|US7923250||Nov 13, 2002||Apr 12, 2011||Warsaw Orthopedic, Inc.||Methods of expressing LIM mineralization protein in non-osseous cells|
|US8859274||Nov 2, 2006||Oct 14, 2014||Synergene Therapeutics, Inc.||Antibody fragment-targeted immunoliposomes for systemic gene delivery|
|US20030045492 *||Apr 5, 2002||Mar 6, 2003||Tang De-Chu C.||Vaccination by topical application of recombinant vectors|
|US20030170210 *||Jan 11, 2001||Sep 11, 2003||Ichiro Masaki||Use of paramyxovirus vector in gene transfer into blood vessel|
|US20040101965 *||Nov 8, 2001||May 27, 2004||Uta Griesenbach||Paramyxovirus vector for gene transfer to the cardiovascular system|
|US20060233761 *||Feb 23, 2006||Oct 19, 2006||Arnold John J||Alkyl-glycoside enhanced vaccination|
|US20070065432 *||Nov 2, 2006||Mar 22, 2007||Synergene Therapeutics, Inc.||Antibody fragment-targeted immunoliposomes for systemic gene delivery|
|USRE39220||Sep 22, 1999||Aug 1, 2006||Genetic Applications, Llc||Peptide-mediated gene transfer|
|CN1616665B||Nov 19, 1998||Oct 6, 2010||乔治敦大学||Targeted liposome gene delivery|
|EP1166775A2 *||Nov 19, 1998||Jan 2, 2002||Georgetown University||Targeted liposome gene delivery|
|WO1997042820A1 *||May 16, 1997||Nov 20, 1997||Univ Duke||Tristetraprolin|
|WO1997045069A1 *||May 29, 1997||Dec 4, 1997||Somatix Therapy Corp||Cationic polymer/lipid nucleic acid delivery vehicles|
|WO2008144052A2 *||May 19, 2008||Nov 27, 2008||Rampyari Walia||Bioluminescent imaging of stem cells|
|U.S. Classification||435/456, 424/85.2, 424/450, 435/458, 435/320.1|
|International Classification||C12N15/88, A61K9/127, A61K48/00|
|Cooperative Classification||C12N15/88, A61K48/00, A61K9/1272|
|European Classification||A61K9/127B2, C12N15/88, A61K48/00|
|Mar 24, 1994||AS||Assignment|
Owner name: VANDERBILT UNIVERSITY, TENNESSEE
Free format text: ASSIGNMENT OF ASSIGNORS INTEREST;ASSIGNORS:NAFTILAN, ALLEN J.;WALIA, RAMPYARI;REEL/FRAME:006911/0736
Effective date: 19940204

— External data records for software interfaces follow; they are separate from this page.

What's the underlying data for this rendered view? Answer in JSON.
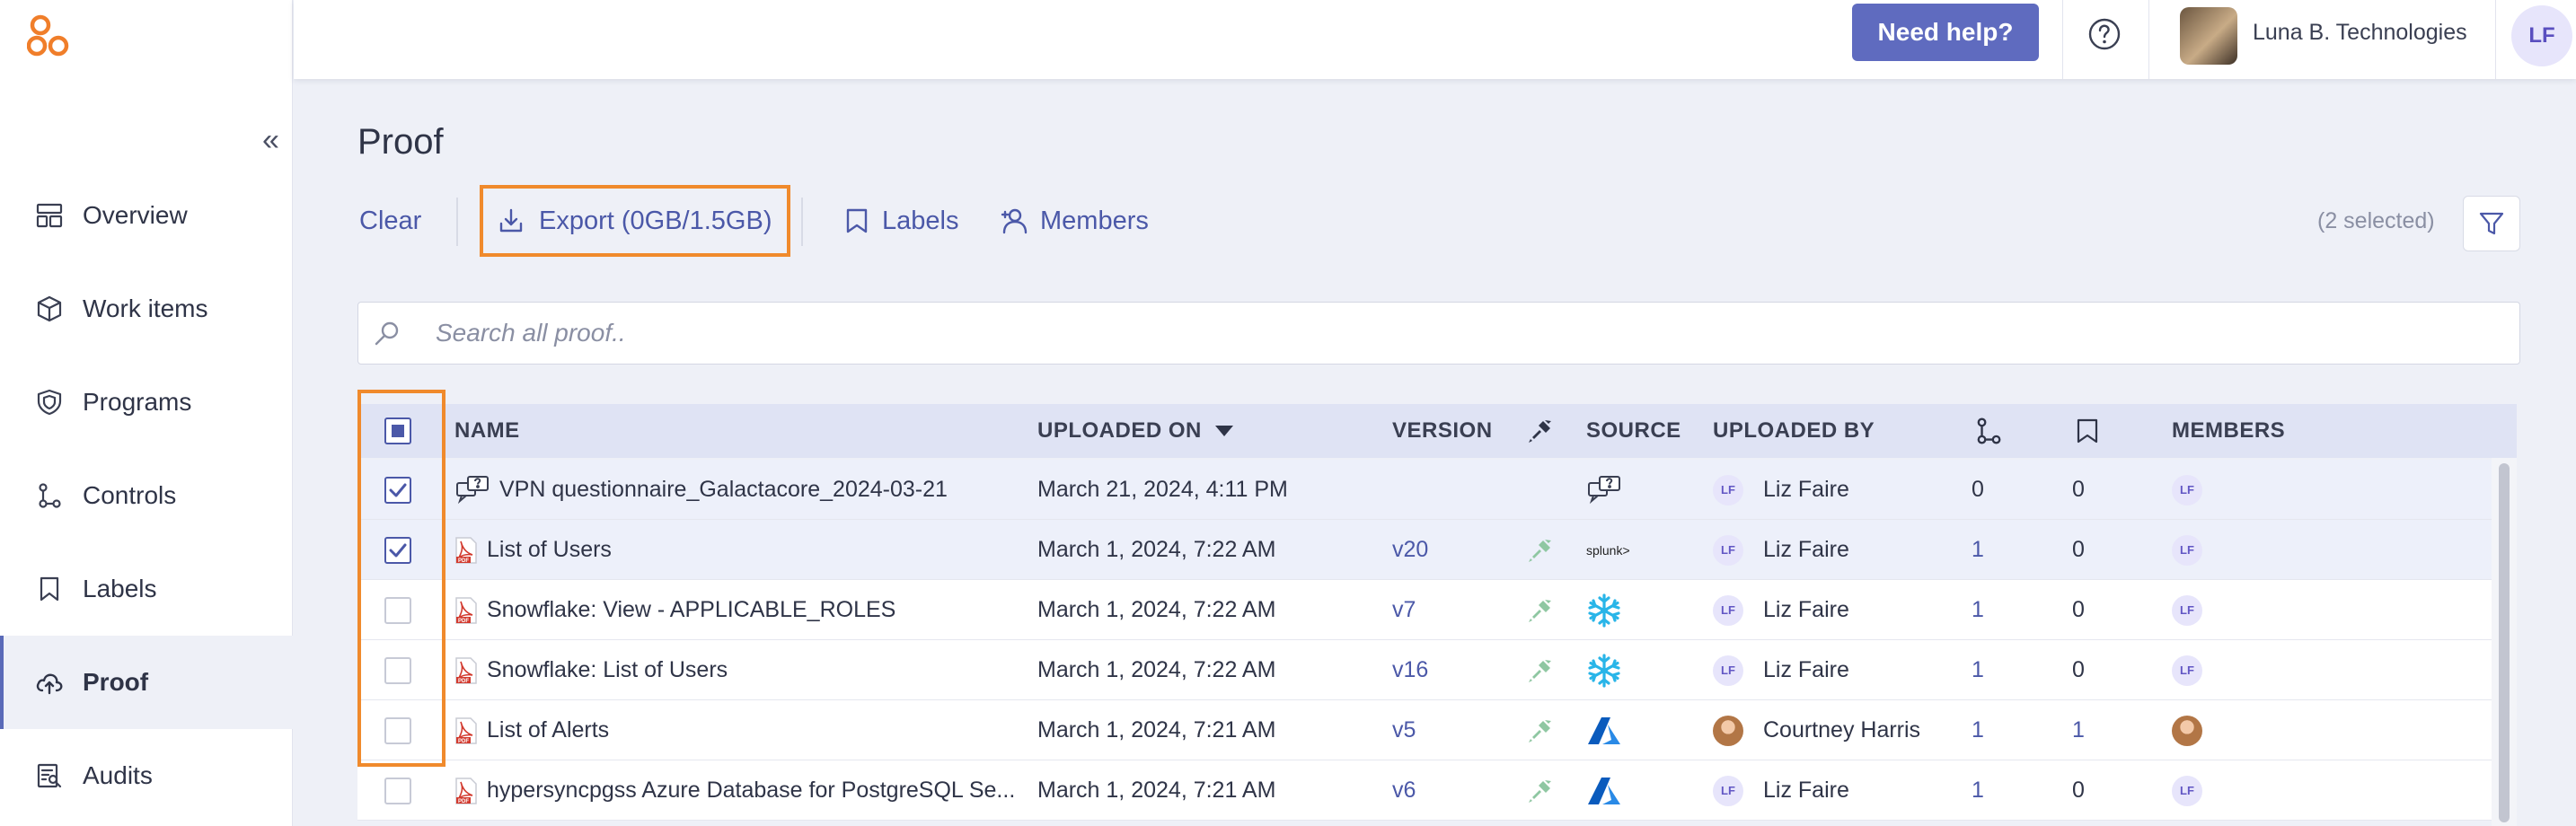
{
  "sidebar": {
    "collapse_glyph": "«",
    "items": [
      {
        "label": "Overview",
        "icon": "overview-icon"
      },
      {
        "label": "Work items",
        "icon": "cube-icon"
      },
      {
        "label": "Programs",
        "icon": "shield-icon"
      },
      {
        "label": "Controls",
        "icon": "controls-icon"
      },
      {
        "label": "Labels",
        "icon": "label-icon"
      },
      {
        "label": "Proof",
        "icon": "cloud-upload-icon",
        "active": true
      },
      {
        "label": "Audits",
        "icon": "audit-icon"
      }
    ]
  },
  "topbar": {
    "help_label": "Need help?",
    "org_name": "Luna B. Technologies",
    "user_initials": "LF"
  },
  "page": {
    "title": "Proof"
  },
  "toolbar": {
    "clear_label": "Clear",
    "export_label": "Export (0GB/1.5GB)",
    "labels_label": "Labels",
    "members_label": "Members",
    "selected_count": "(2 selected)"
  },
  "search": {
    "placeholder": "Search all proof..",
    "value": ""
  },
  "table": {
    "columns": {
      "name": "NAME",
      "uploaded_on": "UPLOADED ON",
      "version": "VERSION",
      "source": "SOURCE",
      "uploaded_by": "UPLOADED BY",
      "members": "MEMBERS"
    },
    "rows": [
      {
        "checked": true,
        "file_icon": "questionnaire-icon",
        "name": "VPN questionnaire_Galactacore_2024-03-21",
        "uploaded_on": "March 21, 2024, 4:11 PM",
        "version": "",
        "integration": false,
        "source": "questionnaire-icon",
        "uploaded_by": "Liz Faire",
        "uploader_initials": "LF",
        "controls": "0",
        "labels": "0",
        "member_initials": "LF"
      },
      {
        "checked": true,
        "file_icon": "pdf-icon",
        "name": "List of Users",
        "uploaded_on": "March 1, 2024, 7:22 AM",
        "version": "v20",
        "integration": true,
        "source": "splunk",
        "source_text": "splunk>",
        "uploaded_by": "Liz Faire",
        "uploader_initials": "LF",
        "controls": "1",
        "labels": "0",
        "member_initials": "LF"
      },
      {
        "checked": false,
        "file_icon": "pdf-icon",
        "name": "Snowflake: View - APPLICABLE_ROLES",
        "uploaded_on": "March 1, 2024, 7:22 AM",
        "version": "v7",
        "integration": true,
        "source": "snowflake-icon",
        "uploaded_by": "Liz Faire",
        "uploader_initials": "LF",
        "controls": "1",
        "labels": "0",
        "member_initials": "LF"
      },
      {
        "checked": false,
        "file_icon": "pdf-icon",
        "name": "Snowflake: List of Users",
        "uploaded_on": "March 1, 2024, 7:22 AM",
        "version": "v16",
        "integration": true,
        "source": "snowflake-icon",
        "uploaded_by": "Liz Faire",
        "uploader_initials": "LF",
        "controls": "1",
        "labels": "0",
        "member_initials": "LF"
      },
      {
        "checked": false,
        "file_icon": "pdf-icon",
        "name": "List of Alerts",
        "uploaded_on": "March 1, 2024, 7:21 AM",
        "version": "v5",
        "integration": true,
        "source": "azure-icon",
        "uploaded_by": "Courtney Harris",
        "uploader_initials": "",
        "uploader_photo": true,
        "controls": "1",
        "labels": "1",
        "member_initials": "",
        "member_photo": true
      },
      {
        "checked": false,
        "file_icon": "pdf-icon",
        "name": "hypersyncpgss Azure Database for PostgreSQL Se...",
        "uploaded_on": "March 1, 2024, 7:21 AM",
        "version": "v6",
        "integration": true,
        "source": "azure-icon",
        "uploaded_by": "Liz Faire",
        "uploader_initials": "LF",
        "controls": "1",
        "labels": "0",
        "member_initials": "LF"
      }
    ]
  },
  "colors": {
    "accent": "#4b58a8",
    "help_button": "#5f6bbf",
    "highlight_box": "#f08a2c",
    "header_row": "#dfe3f4",
    "selected_row": "#edf0fa",
    "logo": "#f07e2a"
  }
}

|Sep 29, 2000||FPAY||Fee payment|
Year of fee payment: 4
|Nov 23, 2004||FPAY||Fee payment|
Year of fee payment: 8
|Jul 23, 2008||AS||Assignment|
Owner name: NATIONAL INSTITUTES OF HEALTH (NIH), U.S. DEPT. OF
Free format text: CONFIRMATORY LICENSE;ASSIGNOR:VANDERBILT UNIVERSITY;REEL/FRAME:021288/0286
Effective date: 19940601
Owner name: NATIONAL INSTITUTES OF HEALTH (NIH), U.S. DEPT. OF
Free format text: EXECUTIVE ORDER 9424, CONFIRMATORY LICENSE;ASSIGNOR:VANDERBILT UNIVERSITY;REEL/FRAME:021288/0280
Effective date: 19940601
|Dec 2, 2008||FPAY||Fee payment|
Year of fee payment: 12
|May 31, 2011||AS||Assignment|
Effective date: 19940601
Owner name: NATIONAL INSTITUTES OF HEALTH (NIH), U.S. DEPT. OF
Free format text: CONFIRMATORY LICENSE;ASSIGNOR:VANDERBILT UNIVERSITY;REEL/FRAME:026362/0916